REQUIREMENT: Go through the entries below and say how many lines contain the string "button"; write only that number.

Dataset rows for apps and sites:
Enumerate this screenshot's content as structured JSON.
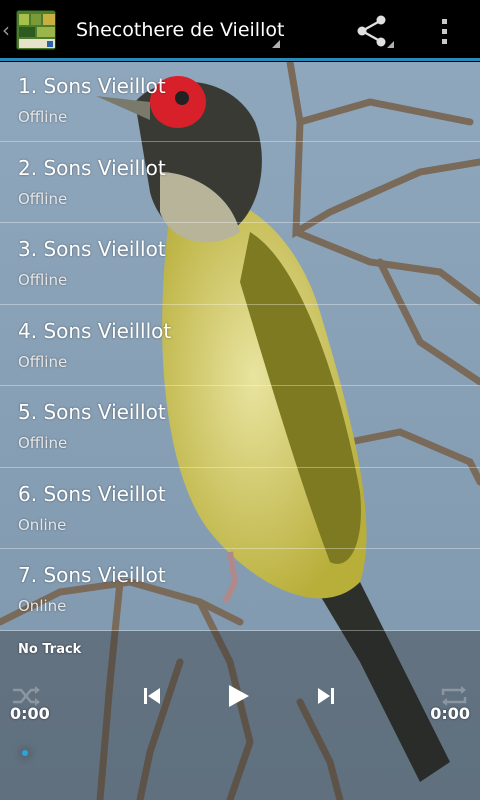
{
  "app": {
    "title": "Shecothere de Vieillot",
    "accent": "#2b8bb8"
  },
  "actionbar": {
    "icons": [
      "up-caret-icon",
      "app-icon",
      "share-icon",
      "overflow-menu-icon"
    ]
  },
  "tracks": [
    {
      "label": "1. Sons Vieillot",
      "status": "Offline"
    },
    {
      "label": "2. Sons Vieillot",
      "status": "Offline"
    },
    {
      "label": "3. Sons Vieillot",
      "status": "Offline"
    },
    {
      "label": "4. Sons Vieilllot",
      "status": "Offline"
    },
    {
      "label": "5. Sons Vieillot",
      "status": "Offline"
    },
    {
      "label": "6. Sons Vieillot",
      "status": "Online"
    },
    {
      "label": "7. Sons Vieillot",
      "status": "Online"
    }
  ],
  "player": {
    "now_playing": "No Track",
    "elapsed": "0:00",
    "duration": "0:00",
    "progress": 0,
    "seek_color": "#27a7e0",
    "icons": [
      "shuffle-icon",
      "previous-icon",
      "play-icon",
      "next-icon",
      "repeat-icon"
    ]
  }
}
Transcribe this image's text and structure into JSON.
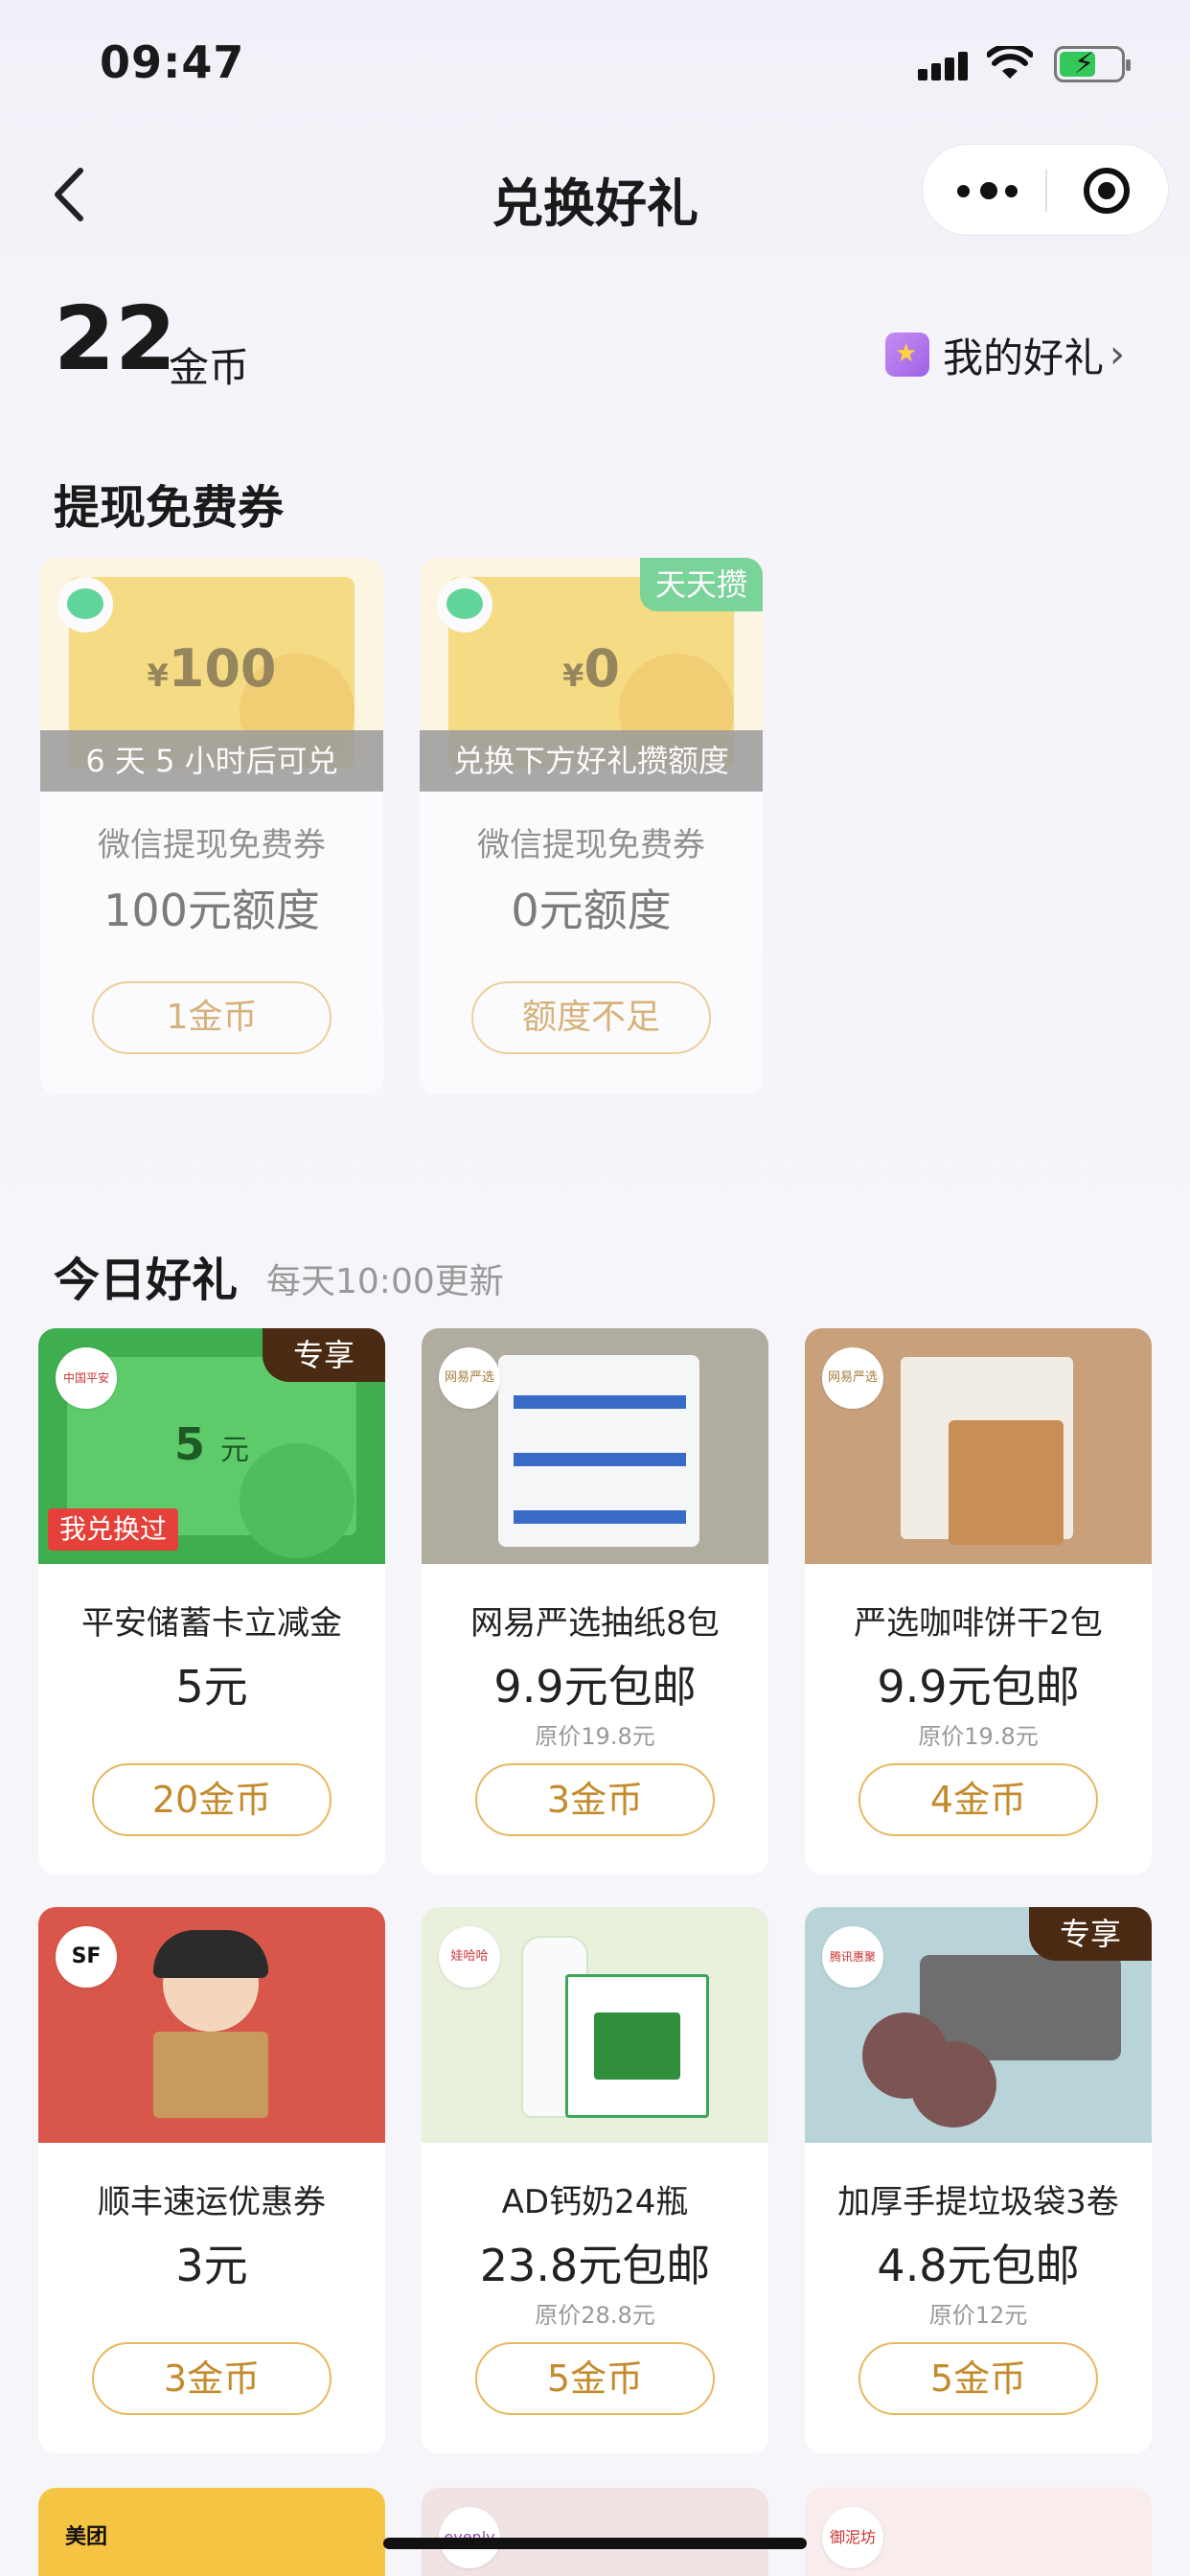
{
  "status_bar": {
    "time": "09:47"
  },
  "nav": {
    "title": "兑换好礼"
  },
  "balance": {
    "amount": "22",
    "unit": "金币"
  },
  "my_gifts": {
    "label": "我的好礼",
    "chevron": "›"
  },
  "withdraw_section": {
    "title": "提现免费券",
    "cards": [
      {
        "currency": "¥",
        "amount": "100",
        "strip": "6 天 5 小时后可兑",
        "name": "微信提现免费券",
        "quota": "100元额度",
        "button": "1金币",
        "tag": ""
      },
      {
        "currency": "¥",
        "amount": "0",
        "strip": "兑换下方好礼攒额度",
        "name": "微信提现免费券",
        "quota": "0元额度",
        "button": "额度不足",
        "tag": "天天攒"
      }
    ]
  },
  "today_section": {
    "title": "今日好礼",
    "subtitle": "每天10:00更新",
    "products": [
      {
        "name": "平安储蓄卡立减金",
        "price": "5元",
        "original": "",
        "button": "20金币",
        "badge": "专享",
        "logo": "中国平安",
        "image_value": "5",
        "image_unit": "元",
        "exchanged": "我兑换过"
      },
      {
        "name": "网易严选抽纸8包",
        "price": "9.9元包邮",
        "original": "原价19.8元",
        "button": "3金币",
        "badge": "",
        "logo": "网易严选"
      },
      {
        "name": "严选咖啡饼干2包",
        "price": "9.9元包邮",
        "original": "原价19.8元",
        "button": "4金币",
        "badge": "",
        "logo": "网易严选"
      },
      {
        "name": "顺丰速运优惠券",
        "price": "3元",
        "original": "",
        "button": "3金币",
        "badge": "",
        "logo": "SF"
      },
      {
        "name": "AD钙奶24瓶",
        "price": "23.8元包邮",
        "original": "原价28.8元",
        "button": "5金币",
        "badge": "",
        "logo": "娃哈哈"
      },
      {
        "name": "加厚手提垃圾袋3卷",
        "price": "4.8元包邮",
        "original": "原价12元",
        "button": "5金币",
        "badge": "专享",
        "logo": "腾讯惠聚"
      }
    ],
    "partial_row": [
      {
        "logo": "美团"
      },
      {
        "logo": "evenly"
      },
      {
        "logo": "御泥坊"
      }
    ]
  }
}
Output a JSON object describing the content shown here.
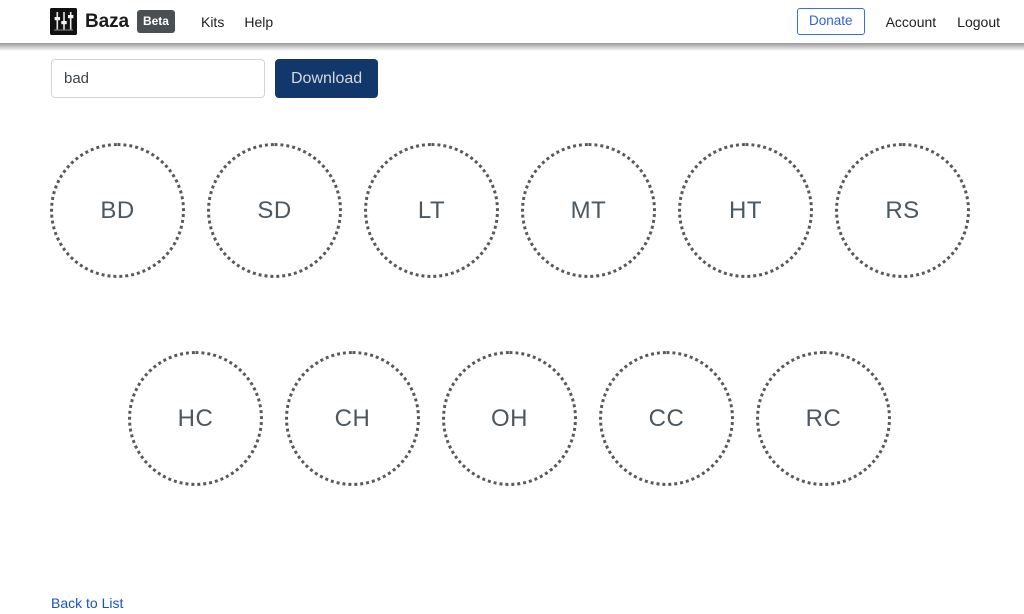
{
  "header": {
    "brand_name": "Baza",
    "beta_badge": "Beta",
    "logo_icon": "mixer-faders-icon",
    "nav_links": [
      {
        "label": "Kits",
        "name": "nav-link-kits"
      },
      {
        "label": "Help",
        "name": "nav-link-help"
      }
    ],
    "donate_label": "Donate",
    "account_label": "Account",
    "logout_label": "Logout",
    "donate_accent_color": "#2f62d8"
  },
  "toolbar": {
    "search_value": "bad",
    "search_placeholder": "Search",
    "download_label": "Download",
    "download_bg_color": "#11376b"
  },
  "pads": {
    "row_1": [
      {
        "label": "BD",
        "name": "pad-bd"
      },
      {
        "label": "SD",
        "name": "pad-sd"
      },
      {
        "label": "LT",
        "name": "pad-lt"
      },
      {
        "label": "MT",
        "name": "pad-mt"
      },
      {
        "label": "HT",
        "name": "pad-ht"
      },
      {
        "label": "RS",
        "name": "pad-rs"
      }
    ],
    "row_2": [
      {
        "label": "HC",
        "name": "pad-hc"
      },
      {
        "label": "CH",
        "name": "pad-ch"
      },
      {
        "label": "OH",
        "name": "pad-oh"
      },
      {
        "label": "CC",
        "name": "pad-cc"
      },
      {
        "label": "RC",
        "name": "pad-rc"
      }
    ],
    "border_color": "#58595b",
    "label_color": "#4c5760"
  },
  "footer": {
    "back_link_label": "Back to List",
    "link_color": "#1454c4"
  }
}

SOLUTION: 8